INPUT RECORDS:
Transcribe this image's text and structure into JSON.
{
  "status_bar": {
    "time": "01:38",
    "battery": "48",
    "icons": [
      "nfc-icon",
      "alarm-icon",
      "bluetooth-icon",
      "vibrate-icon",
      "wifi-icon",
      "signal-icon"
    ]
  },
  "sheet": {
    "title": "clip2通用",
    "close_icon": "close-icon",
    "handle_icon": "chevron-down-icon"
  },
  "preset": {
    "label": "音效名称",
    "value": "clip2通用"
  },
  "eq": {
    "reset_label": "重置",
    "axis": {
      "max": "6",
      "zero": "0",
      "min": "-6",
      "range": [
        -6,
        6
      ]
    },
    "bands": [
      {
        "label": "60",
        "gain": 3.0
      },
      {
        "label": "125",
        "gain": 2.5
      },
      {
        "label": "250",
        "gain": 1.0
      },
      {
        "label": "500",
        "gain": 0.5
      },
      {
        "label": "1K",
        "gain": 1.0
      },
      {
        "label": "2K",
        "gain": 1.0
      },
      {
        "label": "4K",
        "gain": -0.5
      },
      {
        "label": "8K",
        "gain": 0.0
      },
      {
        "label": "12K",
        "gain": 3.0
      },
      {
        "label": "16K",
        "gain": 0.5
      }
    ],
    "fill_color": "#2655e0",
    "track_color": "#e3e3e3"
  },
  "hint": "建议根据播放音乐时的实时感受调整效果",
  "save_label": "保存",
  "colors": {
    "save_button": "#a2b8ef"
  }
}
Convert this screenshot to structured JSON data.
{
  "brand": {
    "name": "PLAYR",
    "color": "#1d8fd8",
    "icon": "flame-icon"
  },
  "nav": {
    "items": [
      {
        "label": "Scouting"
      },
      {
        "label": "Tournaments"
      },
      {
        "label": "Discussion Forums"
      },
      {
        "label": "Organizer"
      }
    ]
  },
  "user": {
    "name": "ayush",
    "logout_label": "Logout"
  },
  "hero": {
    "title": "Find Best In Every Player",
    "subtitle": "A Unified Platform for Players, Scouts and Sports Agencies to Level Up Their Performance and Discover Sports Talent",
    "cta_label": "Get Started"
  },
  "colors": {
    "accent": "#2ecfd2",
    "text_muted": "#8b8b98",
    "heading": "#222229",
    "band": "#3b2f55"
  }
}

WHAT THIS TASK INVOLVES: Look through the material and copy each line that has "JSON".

RESPONSE FOR THIS EXERCISE:
Transcribe this image's text and structure into JSON.
Convert this screenshot to structured JSON data.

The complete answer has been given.